David Biello '95 is an award-winning journalist who has been reporting on the environment and energy since 1999. He is currently the Science Curator for TED and, prior to that, was the Environment & Energy Editor at Scientific American, where he had been a contributor since 2005. He has also written for publications ranging from Aeon and Foreign Policy to the Los Angeles Review of Books and The New Republic. Biello has been a guest on numerous television and radio shows. He hosts the ongoing duPont-Columbia award-wining documentary Beyond the Light Switch as well as The Ethanol Effect for PBS. @dbiello
Amy Hundley '95 is senior editor and subsidiary rights director at Grove Atlantic. As a fiction editor, she has worked with authors such as Jim Harrison, Roxane Gay, Anne Enright, Val McDermid, Barry Hannah, Malcolm Brooks, Porochista Khakpour, Chris Offutt, G. Willow Wilson, and Aminatta Forna. A forthcoming highlight is Lauren Francis-Sharma’s Book of the Little Axe, a historical novel about the intersection of Black and Native Americans in the early 19th century, published in May 2020. Her nonfiction list includes The Yellow House by Sarah M. Broom, winner of the National Book Award for Nonfiction, Nine Continents by Xiaolu Guo, winner of the National Book Critics Circle Award for biography/memoir, and The Black Cabinet, historian Jill Watts’s history of Franklin Delano Roosevelt’s unofficial African-American “cabinet.” @amy_hundley

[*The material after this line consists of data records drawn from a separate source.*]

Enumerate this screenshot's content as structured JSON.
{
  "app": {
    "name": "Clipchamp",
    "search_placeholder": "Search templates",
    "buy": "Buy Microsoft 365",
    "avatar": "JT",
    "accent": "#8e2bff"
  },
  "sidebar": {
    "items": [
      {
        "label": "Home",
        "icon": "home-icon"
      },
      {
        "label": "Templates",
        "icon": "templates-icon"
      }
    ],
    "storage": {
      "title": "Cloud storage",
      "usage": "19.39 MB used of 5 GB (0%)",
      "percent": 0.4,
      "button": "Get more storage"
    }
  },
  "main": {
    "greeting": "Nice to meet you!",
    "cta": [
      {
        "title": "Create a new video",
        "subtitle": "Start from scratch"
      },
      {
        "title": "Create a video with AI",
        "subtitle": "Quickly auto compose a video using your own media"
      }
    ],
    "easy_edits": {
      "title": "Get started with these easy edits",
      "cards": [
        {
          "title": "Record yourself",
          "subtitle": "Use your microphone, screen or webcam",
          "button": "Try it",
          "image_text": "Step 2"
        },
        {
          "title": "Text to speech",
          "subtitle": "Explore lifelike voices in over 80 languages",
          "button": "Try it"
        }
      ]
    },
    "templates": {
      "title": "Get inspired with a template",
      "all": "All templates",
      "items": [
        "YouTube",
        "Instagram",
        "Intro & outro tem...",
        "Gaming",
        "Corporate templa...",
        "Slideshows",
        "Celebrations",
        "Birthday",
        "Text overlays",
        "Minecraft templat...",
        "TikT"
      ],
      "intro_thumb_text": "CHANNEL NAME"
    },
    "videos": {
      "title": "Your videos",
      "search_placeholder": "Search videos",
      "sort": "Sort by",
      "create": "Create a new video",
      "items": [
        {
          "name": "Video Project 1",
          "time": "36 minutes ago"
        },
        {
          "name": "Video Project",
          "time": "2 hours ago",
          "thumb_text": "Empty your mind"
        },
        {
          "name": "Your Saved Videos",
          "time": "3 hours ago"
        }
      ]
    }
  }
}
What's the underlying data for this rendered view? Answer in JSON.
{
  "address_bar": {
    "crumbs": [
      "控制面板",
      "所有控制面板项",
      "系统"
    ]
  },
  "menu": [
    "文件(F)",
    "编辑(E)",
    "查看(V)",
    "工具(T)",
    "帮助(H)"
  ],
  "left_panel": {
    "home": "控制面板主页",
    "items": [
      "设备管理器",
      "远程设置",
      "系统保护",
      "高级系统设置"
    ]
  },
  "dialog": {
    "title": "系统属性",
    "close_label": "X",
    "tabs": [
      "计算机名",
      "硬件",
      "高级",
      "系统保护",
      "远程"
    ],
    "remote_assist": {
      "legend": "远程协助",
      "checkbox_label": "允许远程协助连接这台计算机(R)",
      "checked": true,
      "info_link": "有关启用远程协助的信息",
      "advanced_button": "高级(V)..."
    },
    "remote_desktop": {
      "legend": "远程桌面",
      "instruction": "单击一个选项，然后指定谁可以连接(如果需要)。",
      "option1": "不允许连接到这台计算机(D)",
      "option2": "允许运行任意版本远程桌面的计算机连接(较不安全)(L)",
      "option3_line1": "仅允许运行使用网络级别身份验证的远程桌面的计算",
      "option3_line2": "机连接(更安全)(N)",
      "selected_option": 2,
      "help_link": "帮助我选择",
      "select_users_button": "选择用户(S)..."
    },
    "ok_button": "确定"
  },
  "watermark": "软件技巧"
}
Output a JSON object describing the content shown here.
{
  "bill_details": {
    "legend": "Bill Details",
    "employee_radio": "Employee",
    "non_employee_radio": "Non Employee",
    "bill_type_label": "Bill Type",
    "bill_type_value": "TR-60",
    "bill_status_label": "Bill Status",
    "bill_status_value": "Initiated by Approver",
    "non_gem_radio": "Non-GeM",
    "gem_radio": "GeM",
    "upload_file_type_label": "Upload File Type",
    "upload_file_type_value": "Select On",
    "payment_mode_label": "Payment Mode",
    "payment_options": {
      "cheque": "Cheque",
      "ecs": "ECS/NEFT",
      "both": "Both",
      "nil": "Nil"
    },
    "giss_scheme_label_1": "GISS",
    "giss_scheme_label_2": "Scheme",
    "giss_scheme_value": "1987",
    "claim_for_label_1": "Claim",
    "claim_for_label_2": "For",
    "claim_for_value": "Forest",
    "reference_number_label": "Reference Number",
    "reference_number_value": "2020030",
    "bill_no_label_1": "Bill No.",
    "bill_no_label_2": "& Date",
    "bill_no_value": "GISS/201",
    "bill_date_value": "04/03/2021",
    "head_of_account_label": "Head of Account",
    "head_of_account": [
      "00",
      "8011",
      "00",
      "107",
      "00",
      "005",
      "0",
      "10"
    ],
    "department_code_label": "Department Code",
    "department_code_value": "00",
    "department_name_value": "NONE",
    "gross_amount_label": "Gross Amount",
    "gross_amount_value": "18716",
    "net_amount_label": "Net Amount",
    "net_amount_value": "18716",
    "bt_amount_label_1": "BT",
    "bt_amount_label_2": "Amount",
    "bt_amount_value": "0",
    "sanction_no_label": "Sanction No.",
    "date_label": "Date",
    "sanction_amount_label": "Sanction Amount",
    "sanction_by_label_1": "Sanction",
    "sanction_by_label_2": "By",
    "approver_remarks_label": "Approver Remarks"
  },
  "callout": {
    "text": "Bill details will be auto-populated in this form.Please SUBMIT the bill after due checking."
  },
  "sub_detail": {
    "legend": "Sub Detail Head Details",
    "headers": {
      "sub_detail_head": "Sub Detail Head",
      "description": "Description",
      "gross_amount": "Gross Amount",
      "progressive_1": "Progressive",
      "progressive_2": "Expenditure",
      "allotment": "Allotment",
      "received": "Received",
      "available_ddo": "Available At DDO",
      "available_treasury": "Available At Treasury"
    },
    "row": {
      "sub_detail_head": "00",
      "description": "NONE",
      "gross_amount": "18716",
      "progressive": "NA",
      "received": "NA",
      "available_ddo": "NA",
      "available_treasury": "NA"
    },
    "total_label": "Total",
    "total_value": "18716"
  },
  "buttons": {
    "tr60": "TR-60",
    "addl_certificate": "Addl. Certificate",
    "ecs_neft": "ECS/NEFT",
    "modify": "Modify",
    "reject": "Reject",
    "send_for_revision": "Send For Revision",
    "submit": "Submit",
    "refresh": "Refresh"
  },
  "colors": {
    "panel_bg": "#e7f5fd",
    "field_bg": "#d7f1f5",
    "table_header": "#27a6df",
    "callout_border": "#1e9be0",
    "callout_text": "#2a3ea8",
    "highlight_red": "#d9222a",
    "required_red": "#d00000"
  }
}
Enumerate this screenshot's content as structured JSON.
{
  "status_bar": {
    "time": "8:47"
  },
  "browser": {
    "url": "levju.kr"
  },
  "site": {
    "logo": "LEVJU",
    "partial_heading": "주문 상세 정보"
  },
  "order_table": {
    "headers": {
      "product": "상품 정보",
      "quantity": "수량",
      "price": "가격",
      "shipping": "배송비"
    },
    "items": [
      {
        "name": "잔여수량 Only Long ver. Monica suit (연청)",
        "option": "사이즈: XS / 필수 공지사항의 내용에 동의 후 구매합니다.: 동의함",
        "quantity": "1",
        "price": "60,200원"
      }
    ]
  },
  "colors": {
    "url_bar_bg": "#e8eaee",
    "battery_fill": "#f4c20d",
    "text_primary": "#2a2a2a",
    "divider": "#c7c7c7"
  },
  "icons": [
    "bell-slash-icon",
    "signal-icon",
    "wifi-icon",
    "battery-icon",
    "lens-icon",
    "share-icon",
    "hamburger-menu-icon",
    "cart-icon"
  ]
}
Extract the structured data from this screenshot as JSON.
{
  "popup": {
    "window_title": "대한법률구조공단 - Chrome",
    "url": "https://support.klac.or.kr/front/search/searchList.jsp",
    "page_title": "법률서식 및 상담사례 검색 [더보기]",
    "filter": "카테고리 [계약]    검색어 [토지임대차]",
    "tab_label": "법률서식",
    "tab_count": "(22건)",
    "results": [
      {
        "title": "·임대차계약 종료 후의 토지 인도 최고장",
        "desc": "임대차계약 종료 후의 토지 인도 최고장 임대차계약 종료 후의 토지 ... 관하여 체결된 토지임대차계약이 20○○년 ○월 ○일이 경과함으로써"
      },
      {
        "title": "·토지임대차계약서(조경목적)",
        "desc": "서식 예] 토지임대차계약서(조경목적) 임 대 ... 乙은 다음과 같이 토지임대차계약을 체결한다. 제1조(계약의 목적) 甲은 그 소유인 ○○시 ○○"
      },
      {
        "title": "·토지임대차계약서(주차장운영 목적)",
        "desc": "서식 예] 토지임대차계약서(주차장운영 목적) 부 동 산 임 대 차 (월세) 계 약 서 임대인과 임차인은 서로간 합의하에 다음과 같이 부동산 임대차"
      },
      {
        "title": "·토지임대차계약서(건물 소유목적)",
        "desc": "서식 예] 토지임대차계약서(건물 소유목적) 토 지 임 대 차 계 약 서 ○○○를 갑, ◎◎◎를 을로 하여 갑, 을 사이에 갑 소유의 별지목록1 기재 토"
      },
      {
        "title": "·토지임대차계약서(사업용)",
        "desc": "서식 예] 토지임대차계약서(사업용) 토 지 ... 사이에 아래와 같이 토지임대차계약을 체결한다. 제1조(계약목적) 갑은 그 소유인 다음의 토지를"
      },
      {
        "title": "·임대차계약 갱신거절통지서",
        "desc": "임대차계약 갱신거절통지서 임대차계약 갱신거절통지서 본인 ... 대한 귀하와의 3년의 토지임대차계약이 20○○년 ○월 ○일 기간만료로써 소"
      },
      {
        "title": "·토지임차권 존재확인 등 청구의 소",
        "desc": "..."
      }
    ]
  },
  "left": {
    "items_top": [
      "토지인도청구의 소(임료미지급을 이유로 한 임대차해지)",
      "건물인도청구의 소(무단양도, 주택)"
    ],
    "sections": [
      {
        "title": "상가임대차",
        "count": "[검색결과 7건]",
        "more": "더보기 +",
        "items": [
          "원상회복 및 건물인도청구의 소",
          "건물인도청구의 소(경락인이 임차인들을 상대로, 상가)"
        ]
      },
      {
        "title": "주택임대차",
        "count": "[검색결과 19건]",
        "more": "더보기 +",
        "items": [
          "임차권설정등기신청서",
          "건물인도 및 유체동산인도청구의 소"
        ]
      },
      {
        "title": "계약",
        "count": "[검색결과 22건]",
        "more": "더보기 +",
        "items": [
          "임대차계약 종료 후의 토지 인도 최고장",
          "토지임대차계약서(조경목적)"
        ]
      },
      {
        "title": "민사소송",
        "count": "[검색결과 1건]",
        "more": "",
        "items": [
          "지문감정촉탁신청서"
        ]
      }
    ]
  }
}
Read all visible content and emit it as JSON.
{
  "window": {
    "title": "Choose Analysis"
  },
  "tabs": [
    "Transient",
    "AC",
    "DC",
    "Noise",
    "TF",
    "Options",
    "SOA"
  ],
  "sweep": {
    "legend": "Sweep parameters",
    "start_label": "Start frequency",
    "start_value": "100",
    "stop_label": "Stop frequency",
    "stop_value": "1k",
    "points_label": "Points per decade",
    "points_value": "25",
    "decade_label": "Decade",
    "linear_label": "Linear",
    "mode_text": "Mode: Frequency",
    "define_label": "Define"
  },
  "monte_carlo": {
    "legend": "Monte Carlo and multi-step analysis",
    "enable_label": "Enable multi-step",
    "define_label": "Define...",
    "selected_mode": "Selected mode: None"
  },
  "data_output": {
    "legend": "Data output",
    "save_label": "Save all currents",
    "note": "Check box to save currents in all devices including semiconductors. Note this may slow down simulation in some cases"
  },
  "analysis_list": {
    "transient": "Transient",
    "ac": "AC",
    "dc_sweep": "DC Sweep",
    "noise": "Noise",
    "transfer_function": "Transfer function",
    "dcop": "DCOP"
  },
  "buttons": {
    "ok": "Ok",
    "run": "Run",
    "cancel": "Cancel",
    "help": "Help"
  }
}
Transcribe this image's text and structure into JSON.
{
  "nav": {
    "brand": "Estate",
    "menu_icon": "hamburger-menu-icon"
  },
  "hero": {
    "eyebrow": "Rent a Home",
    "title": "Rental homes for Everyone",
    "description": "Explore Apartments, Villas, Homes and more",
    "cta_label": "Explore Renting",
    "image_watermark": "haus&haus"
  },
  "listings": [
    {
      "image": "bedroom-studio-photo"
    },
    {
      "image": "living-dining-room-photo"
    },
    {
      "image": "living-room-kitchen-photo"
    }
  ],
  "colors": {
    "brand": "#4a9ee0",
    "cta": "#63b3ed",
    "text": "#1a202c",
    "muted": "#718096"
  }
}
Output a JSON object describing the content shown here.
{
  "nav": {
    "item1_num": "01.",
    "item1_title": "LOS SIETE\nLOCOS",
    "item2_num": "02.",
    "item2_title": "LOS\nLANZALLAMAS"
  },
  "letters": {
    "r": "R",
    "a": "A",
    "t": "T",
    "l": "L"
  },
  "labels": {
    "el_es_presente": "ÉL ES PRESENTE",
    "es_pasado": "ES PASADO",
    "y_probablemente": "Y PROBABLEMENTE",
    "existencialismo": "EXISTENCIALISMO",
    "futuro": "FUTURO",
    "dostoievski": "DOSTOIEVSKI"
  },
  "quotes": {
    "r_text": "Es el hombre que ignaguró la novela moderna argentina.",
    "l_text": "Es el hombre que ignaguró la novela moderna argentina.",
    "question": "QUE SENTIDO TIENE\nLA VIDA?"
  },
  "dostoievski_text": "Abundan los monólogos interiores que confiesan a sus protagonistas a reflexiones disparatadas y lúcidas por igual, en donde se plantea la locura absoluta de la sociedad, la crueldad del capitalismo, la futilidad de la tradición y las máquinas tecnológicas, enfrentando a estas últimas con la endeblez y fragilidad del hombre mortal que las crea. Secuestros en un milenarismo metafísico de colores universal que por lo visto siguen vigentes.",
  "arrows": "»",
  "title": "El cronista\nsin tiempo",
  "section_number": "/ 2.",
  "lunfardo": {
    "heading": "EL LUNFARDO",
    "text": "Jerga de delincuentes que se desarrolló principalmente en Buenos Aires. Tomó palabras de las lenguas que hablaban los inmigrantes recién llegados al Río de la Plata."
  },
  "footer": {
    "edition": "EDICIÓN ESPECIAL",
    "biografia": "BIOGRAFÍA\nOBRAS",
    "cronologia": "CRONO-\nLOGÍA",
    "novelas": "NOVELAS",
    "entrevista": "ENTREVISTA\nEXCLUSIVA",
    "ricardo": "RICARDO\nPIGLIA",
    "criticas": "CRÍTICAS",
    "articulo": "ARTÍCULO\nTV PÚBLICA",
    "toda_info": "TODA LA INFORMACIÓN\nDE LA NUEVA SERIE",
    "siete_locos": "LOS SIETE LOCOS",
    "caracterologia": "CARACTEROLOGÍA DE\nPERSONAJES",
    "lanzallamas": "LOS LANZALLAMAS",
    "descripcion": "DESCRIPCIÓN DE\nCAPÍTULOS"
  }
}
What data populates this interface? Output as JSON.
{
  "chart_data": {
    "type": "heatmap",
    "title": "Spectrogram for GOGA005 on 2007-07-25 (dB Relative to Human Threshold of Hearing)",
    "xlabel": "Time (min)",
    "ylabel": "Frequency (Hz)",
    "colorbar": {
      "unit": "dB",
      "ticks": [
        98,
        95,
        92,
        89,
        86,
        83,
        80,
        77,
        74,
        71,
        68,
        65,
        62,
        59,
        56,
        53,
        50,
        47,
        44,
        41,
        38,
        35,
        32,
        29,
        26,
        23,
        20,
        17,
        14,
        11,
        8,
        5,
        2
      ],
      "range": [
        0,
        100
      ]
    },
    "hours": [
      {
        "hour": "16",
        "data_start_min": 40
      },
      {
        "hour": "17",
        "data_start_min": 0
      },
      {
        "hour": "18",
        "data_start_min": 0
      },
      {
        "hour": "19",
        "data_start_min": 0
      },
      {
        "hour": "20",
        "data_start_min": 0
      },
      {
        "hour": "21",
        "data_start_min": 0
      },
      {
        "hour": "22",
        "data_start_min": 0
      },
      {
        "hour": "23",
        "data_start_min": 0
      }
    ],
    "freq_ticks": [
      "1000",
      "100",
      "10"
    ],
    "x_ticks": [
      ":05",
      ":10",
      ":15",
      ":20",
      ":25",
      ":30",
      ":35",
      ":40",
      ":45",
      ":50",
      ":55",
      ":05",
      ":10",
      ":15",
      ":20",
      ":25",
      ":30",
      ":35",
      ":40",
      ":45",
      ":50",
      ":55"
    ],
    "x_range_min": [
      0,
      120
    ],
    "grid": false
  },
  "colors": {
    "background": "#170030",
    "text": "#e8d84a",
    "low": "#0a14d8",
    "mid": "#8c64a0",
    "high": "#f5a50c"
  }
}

Lara Tupper '95 is the author of the novels Off Island and A Thousand and One Nights, and Amphibians, a linked short story collection forthcoming in 2021 (winner, Leapfrog Fiction Award). Lara taught creative writing at Rutgers University for many years and now teaches, writes, and sings in the Berkshires, Massachusetts. A jazz/pop vocalist who has performed around the world, her latest album is This Dance. laratupper.com
Lisa Weinert has worked with hundreds of award-winning and best-selling authors as an editor, literary coach, publicist and agent, including Dani Shapiro, Oliver Sacks, Chimamanda Ngozi Adichie and Mary Gaitskill. She teaches a publishing course at Wesleyan University, is creator of the popular Authors Guild online course, Age of the Storyteller, and curates her Narrative Healing program at Kripalu Center for Yoga and Health. lisaweinert.com
Room 116, Judd Hall
3:30 PM to 4:30 PM
WESEMINAR Senior Thesis Showcase and Reception
Zilkha Gallery showcases the work of the Class of 2020’s thesis students in the Department of Art and Art History’s Art Studio Program. The exhibition is curated by students in a tutorial with Assistant Professor of Art History Claire Grace and Associate Director of Visual Arts Benjamin Chaffee, presenting a work by each of the seniors from their Senior Thesis Exhibition. Works shown are in drawing, painting, printmaking, photography, sculpture, mixed media, and architecture. Co-sponsored by the Office of Advancement.
Ezra and Cecile Zilkha Gallery (Show in Map)